The problem: I would like every line of the records below that contains the word "address" copied.

-.-.-

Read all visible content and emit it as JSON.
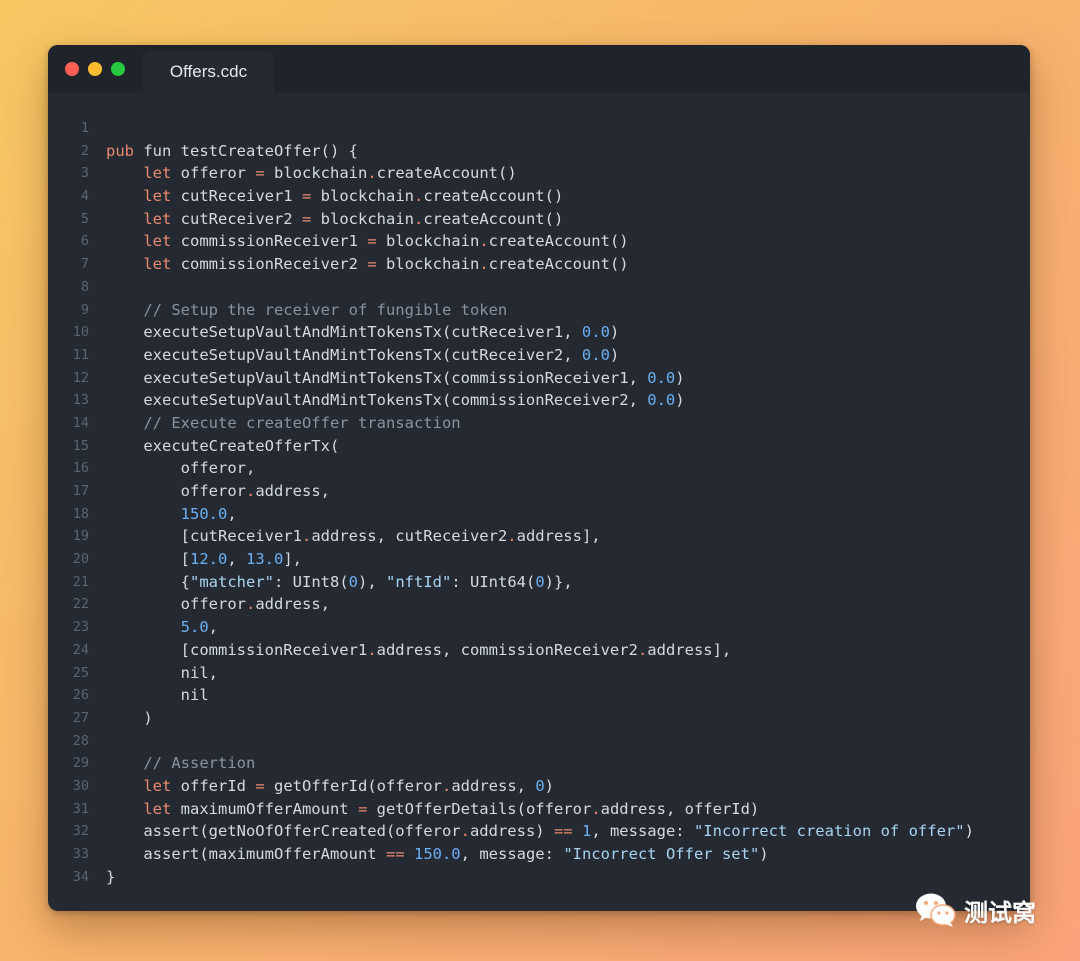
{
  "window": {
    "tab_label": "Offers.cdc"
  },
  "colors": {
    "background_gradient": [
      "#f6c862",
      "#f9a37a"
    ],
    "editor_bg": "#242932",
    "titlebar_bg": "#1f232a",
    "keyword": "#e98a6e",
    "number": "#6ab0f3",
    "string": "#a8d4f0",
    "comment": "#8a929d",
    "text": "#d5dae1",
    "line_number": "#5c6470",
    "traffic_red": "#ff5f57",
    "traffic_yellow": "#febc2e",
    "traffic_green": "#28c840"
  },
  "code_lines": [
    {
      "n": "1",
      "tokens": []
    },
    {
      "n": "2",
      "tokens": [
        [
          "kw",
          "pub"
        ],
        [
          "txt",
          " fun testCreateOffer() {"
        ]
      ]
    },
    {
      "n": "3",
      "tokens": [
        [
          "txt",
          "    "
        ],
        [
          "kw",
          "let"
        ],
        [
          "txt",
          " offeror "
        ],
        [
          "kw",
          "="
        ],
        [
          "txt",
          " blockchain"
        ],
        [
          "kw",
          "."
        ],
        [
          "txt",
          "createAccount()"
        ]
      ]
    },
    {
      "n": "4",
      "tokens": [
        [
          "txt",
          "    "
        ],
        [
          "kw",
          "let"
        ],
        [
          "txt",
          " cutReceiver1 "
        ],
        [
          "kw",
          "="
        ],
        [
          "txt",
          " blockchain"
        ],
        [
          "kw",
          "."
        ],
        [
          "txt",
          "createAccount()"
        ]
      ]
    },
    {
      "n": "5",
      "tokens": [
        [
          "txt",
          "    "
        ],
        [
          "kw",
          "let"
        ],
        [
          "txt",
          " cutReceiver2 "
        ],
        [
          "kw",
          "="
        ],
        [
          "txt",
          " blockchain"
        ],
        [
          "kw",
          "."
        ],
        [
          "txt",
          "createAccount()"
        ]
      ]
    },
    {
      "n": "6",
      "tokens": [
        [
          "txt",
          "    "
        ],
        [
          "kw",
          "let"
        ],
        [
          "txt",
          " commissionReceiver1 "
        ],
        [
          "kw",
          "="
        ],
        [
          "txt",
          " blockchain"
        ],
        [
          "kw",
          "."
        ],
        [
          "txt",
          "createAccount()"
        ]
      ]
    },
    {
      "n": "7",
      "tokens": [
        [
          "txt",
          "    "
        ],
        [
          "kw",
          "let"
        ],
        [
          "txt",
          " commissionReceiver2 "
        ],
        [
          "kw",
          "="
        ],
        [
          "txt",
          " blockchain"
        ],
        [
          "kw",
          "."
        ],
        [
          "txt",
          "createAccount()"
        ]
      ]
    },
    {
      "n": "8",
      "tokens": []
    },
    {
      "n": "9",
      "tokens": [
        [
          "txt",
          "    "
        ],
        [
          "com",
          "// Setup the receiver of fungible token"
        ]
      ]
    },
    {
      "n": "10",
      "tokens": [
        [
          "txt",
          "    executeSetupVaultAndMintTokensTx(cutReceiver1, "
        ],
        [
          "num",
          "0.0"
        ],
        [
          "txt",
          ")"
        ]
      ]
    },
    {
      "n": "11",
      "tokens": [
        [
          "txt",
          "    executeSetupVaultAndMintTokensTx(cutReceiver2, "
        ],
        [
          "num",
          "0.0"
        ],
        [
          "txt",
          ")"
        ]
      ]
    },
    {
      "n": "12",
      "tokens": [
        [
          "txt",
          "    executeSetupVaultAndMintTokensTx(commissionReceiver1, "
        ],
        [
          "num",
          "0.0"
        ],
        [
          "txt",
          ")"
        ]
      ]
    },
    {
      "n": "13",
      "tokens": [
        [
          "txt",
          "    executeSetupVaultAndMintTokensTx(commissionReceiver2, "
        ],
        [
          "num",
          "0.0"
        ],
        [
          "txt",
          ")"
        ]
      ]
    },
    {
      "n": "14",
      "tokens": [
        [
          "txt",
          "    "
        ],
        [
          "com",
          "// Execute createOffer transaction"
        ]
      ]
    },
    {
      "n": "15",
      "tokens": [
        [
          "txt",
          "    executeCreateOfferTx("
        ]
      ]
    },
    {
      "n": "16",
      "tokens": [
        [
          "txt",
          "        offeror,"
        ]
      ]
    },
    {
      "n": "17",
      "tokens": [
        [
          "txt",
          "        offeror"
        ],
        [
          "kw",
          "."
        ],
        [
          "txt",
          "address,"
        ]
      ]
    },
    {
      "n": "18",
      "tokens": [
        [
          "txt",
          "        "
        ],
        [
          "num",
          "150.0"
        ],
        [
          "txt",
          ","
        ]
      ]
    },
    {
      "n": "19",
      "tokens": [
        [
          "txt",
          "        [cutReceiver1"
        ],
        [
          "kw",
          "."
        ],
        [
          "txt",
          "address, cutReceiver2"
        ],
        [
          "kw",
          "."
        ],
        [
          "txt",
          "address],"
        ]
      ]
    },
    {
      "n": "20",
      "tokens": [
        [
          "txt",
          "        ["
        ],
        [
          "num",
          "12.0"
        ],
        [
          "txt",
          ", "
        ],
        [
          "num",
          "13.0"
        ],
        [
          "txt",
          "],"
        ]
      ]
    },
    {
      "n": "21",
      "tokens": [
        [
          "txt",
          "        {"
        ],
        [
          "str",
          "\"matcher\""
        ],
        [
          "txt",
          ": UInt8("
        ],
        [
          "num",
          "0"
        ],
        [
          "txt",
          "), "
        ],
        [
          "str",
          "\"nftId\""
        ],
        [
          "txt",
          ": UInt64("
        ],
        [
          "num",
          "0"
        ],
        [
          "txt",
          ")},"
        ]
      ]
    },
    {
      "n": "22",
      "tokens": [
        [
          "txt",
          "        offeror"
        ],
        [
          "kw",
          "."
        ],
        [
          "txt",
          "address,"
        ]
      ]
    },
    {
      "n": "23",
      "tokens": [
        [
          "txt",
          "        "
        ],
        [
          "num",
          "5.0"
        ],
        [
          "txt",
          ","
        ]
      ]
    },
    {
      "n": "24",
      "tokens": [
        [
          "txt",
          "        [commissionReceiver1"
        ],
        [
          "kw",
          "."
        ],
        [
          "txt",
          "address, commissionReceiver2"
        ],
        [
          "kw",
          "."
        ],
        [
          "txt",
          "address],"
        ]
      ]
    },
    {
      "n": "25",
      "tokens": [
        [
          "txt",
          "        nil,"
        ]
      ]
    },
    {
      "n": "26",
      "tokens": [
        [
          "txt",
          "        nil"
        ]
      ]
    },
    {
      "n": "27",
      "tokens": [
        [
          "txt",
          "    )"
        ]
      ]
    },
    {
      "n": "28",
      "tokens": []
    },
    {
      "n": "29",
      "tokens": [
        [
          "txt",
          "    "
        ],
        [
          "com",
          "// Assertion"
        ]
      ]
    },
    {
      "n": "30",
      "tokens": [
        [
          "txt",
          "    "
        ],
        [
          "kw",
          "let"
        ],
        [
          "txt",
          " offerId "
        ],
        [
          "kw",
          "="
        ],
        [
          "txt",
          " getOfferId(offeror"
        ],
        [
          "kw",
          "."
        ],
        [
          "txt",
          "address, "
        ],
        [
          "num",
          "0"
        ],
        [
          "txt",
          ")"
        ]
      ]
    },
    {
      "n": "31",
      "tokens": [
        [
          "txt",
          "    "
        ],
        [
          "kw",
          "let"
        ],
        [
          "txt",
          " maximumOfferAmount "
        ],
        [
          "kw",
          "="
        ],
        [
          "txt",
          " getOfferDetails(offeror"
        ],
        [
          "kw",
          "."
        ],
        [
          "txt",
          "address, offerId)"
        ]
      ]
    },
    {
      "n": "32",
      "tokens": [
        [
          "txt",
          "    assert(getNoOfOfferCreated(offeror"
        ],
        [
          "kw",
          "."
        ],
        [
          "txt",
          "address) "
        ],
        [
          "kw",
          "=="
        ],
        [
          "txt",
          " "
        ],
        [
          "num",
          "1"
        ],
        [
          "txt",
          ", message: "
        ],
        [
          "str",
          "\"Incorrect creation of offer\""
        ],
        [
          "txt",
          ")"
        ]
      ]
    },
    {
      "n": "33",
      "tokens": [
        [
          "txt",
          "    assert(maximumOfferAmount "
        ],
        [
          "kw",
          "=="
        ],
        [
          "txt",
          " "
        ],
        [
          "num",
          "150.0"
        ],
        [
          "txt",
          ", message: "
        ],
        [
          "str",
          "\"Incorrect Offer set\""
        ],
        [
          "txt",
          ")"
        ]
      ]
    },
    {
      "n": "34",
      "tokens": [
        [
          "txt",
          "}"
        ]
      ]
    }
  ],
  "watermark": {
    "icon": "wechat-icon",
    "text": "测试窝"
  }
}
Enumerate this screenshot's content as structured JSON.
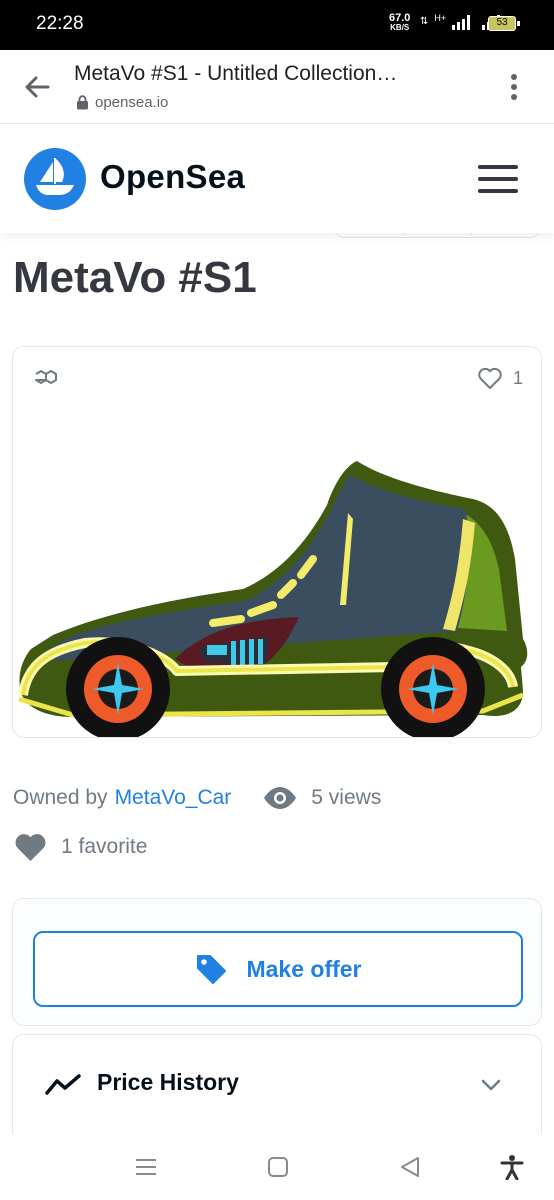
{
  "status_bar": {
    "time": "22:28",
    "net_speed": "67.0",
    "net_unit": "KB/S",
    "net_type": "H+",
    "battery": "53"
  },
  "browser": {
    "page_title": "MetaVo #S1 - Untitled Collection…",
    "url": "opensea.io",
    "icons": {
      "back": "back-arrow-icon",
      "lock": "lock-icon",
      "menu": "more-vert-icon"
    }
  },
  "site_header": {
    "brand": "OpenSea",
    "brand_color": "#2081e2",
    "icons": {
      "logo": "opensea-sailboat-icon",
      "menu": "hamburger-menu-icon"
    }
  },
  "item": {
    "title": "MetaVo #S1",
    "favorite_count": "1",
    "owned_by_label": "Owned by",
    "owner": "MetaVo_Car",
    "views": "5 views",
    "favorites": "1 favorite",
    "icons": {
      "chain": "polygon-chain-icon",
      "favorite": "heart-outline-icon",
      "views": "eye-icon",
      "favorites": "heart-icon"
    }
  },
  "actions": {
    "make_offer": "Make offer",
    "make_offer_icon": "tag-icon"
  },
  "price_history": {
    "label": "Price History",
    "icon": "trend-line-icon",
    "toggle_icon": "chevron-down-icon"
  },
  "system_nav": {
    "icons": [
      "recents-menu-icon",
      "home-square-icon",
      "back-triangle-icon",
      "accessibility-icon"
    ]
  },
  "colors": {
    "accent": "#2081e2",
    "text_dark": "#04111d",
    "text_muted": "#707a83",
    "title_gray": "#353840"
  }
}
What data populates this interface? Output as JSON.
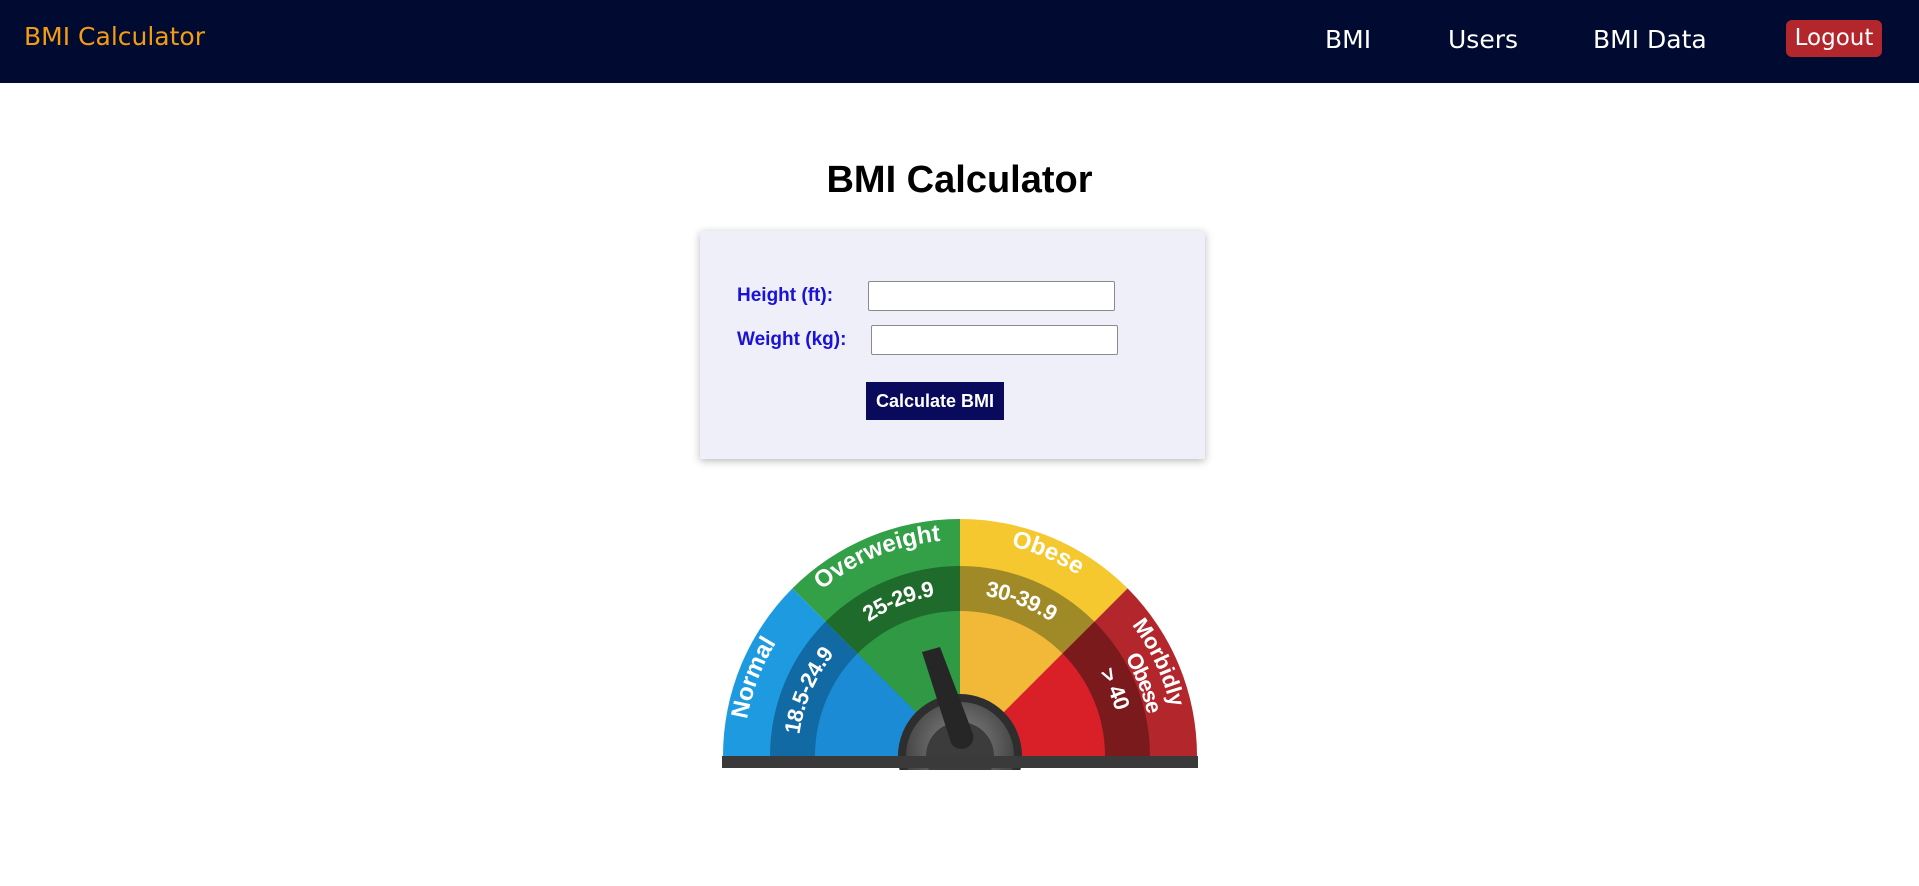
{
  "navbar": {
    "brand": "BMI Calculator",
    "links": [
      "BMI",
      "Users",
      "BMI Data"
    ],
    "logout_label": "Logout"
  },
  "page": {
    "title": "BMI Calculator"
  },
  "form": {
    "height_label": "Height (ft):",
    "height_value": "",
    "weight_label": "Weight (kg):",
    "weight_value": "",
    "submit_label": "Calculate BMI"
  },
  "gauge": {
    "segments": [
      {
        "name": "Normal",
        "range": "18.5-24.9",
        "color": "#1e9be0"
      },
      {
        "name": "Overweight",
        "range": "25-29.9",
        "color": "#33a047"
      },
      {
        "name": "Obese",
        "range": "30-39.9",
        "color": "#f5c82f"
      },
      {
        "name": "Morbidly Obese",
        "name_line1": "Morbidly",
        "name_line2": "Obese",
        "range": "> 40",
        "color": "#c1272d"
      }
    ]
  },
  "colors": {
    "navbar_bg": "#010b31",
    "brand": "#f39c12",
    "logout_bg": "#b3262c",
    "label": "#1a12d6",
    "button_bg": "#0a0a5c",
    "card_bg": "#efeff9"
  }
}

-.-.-

Result of the task:
          "address,"
          "address, cutReceiver2"
          "address],"
          "address,"
          "address, commissionReceiver2"
          "address],"
          "address, "
          "address, offerId)"
          "address) "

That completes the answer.